Web page and app entries
•••••

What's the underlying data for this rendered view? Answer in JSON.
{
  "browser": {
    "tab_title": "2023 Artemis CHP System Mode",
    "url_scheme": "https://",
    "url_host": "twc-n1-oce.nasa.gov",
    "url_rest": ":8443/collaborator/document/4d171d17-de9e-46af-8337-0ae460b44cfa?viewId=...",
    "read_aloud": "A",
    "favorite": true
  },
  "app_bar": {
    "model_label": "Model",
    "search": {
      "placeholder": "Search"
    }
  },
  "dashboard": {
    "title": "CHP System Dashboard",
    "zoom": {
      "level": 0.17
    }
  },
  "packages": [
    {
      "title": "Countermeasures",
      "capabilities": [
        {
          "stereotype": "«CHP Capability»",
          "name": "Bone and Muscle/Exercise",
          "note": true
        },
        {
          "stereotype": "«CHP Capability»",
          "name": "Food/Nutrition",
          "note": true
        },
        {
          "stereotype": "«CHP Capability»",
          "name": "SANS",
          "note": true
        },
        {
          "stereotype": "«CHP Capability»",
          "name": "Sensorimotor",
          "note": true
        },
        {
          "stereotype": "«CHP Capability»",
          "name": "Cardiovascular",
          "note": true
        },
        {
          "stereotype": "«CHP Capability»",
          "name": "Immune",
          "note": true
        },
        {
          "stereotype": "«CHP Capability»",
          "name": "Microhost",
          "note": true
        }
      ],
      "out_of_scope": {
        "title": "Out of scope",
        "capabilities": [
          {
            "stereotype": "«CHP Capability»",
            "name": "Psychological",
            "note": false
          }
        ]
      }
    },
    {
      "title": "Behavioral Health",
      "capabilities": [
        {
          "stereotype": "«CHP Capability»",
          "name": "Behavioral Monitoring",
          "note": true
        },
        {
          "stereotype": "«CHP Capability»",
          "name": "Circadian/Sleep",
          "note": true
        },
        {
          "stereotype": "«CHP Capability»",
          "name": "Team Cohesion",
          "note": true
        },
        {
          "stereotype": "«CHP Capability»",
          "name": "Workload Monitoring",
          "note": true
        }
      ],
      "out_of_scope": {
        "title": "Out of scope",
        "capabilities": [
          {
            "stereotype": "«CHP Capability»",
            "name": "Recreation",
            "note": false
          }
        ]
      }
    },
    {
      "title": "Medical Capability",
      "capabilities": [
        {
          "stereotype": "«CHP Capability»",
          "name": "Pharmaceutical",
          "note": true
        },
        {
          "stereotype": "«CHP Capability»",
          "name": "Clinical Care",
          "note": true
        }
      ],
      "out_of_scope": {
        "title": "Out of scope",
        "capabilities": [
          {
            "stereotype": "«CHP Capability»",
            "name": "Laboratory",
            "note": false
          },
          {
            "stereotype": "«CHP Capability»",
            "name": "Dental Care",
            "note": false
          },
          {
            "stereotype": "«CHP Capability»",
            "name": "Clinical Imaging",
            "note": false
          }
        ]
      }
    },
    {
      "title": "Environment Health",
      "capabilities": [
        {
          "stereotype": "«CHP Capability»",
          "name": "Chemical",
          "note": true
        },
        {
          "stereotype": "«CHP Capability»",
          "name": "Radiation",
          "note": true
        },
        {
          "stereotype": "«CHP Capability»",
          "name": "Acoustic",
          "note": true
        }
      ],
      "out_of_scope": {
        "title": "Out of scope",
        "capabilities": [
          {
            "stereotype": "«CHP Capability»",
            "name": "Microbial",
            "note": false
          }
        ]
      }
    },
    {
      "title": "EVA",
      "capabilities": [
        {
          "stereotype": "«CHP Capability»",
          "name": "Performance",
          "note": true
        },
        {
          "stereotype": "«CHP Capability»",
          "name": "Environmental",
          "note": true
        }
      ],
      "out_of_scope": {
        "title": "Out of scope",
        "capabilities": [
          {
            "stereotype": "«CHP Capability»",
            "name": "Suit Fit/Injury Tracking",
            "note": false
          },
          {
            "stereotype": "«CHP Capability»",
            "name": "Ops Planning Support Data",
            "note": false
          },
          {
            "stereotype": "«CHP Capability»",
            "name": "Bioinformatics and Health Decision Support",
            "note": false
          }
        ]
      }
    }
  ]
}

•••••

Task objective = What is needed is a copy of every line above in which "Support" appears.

Reply to the exercise =
            "name": "Ops Planning Support Data",
            "name": "Bioinformatics and Health Decision Support",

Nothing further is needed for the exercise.